In Zuccotti Park, the protest's home, demonstrators had set up dozens of tents; many had become topped with snow. In mid-afternoon on Saturday, a man with a broom wandered the park, brushing it off. Others swept slush from the surrounding sidewalks. A few volunteers distributed stacks of foam padding, to keep tent-floors and sleeping bags dry. "Is anybody home?" they'd ask as they approached each tent flap.
Aside from these helpers and half-a-dozen people crowded around the tarp-covered kitchen area, Zuccotti was nearly empty—a sharp contrast to the throngs of protesters and curious-minded people who have usually filled the park during the day. No one drummed. Even the typically heavy police presence was missing; the only cops I could find were trying to stay warm and dry in unmarked cars parked along Cedar Street.
Fire officials had confiscated the occupiers' generators and gasoline the day before, which some considered an effort to freeze the protesters out of Zuccotti.

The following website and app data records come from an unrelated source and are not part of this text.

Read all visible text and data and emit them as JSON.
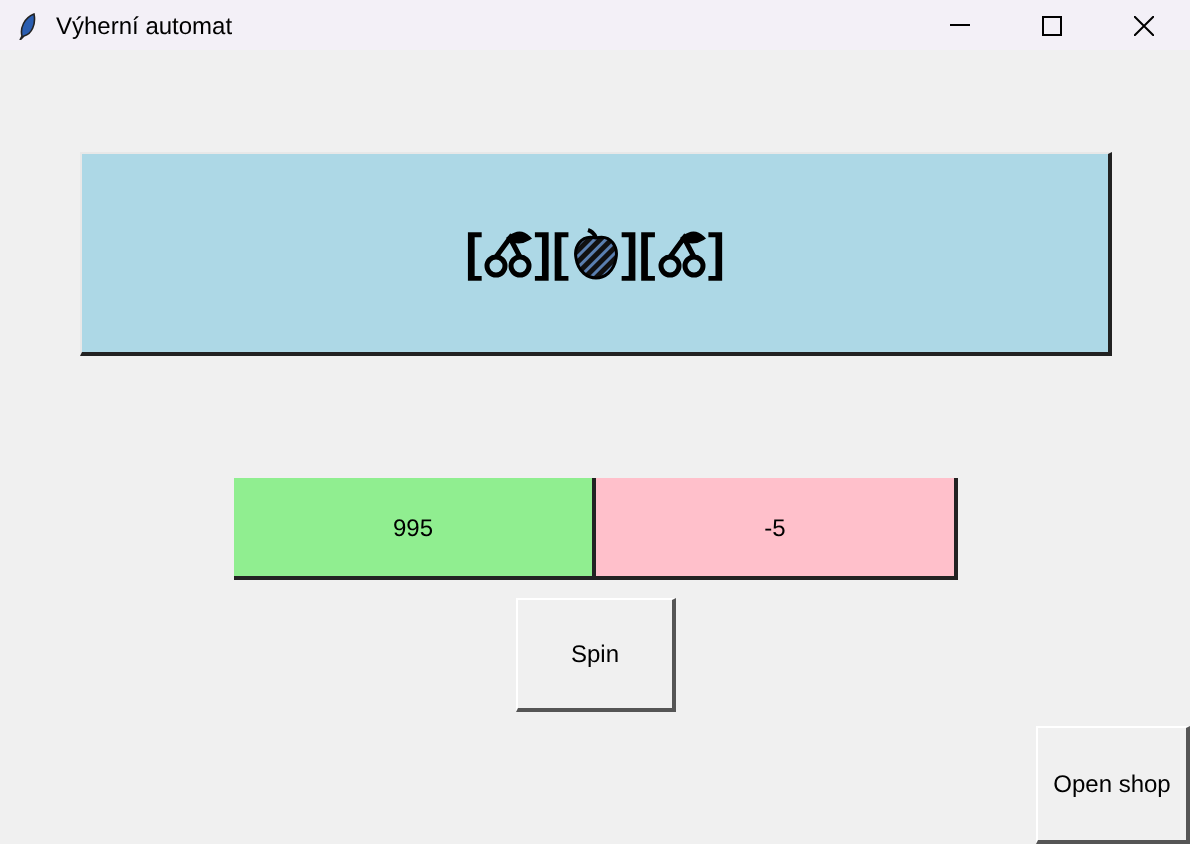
{
  "window": {
    "title": "Výherní automat"
  },
  "display": {
    "reels": [
      {
        "open": "[",
        "kind": "cherry",
        "close": "]"
      },
      {
        "open": "[",
        "kind": "peach",
        "close": "]"
      },
      {
        "open": "[",
        "kind": "cherry",
        "close": "]"
      }
    ]
  },
  "counters": [
    {
      "kind": "balance",
      "value": "995"
    },
    {
      "kind": "change",
      "value": "-5"
    }
  ],
  "spin_button": "Spin",
  "shop_button": "Open shop"
}
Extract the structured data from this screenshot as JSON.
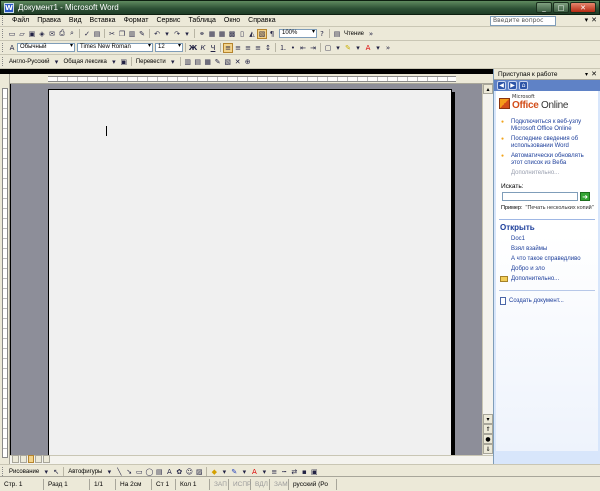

One man circled the park's perimeter at a clip, shouting support. "The whole world is watching," he hollered. "Don't give up now."